• _DATA FOR THIS EXERCISE_:
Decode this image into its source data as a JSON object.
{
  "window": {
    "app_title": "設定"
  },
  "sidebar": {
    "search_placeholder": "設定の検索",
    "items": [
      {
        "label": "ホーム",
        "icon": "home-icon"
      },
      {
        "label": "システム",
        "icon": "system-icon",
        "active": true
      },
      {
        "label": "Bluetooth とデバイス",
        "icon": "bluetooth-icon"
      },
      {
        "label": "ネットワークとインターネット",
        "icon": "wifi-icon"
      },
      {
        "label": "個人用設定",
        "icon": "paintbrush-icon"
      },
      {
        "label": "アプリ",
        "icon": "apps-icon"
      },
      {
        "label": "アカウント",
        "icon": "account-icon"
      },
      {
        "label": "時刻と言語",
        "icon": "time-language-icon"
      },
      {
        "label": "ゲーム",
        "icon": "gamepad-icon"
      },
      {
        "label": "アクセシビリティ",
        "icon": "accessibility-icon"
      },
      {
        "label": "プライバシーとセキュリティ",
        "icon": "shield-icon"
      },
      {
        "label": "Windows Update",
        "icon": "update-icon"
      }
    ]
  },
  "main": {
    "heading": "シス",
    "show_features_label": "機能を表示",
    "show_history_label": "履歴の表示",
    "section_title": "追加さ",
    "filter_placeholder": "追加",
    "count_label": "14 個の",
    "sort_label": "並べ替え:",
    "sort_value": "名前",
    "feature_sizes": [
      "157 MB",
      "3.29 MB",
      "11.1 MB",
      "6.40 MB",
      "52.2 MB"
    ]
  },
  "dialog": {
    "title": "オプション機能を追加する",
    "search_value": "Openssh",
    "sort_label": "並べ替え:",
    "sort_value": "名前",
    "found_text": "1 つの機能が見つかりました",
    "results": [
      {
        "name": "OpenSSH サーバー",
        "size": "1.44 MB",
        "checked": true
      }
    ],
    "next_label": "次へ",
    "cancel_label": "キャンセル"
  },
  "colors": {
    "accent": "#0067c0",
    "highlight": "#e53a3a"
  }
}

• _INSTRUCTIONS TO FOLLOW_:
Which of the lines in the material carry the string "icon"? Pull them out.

• _ANSWER SECTION_:
        "icon": "home-icon"
        "icon": "system-icon",
        "icon": "bluetooth-icon"
        "icon": "wifi-icon"
        "icon": "paintbrush-icon"
        "icon": "apps-icon"
        "icon": "account-icon"
        "icon": "time-language-icon"
        "icon": "gamepad-icon"
        "icon": "accessibility-icon"
        "icon": "shield-icon"
        "icon": "update-icon"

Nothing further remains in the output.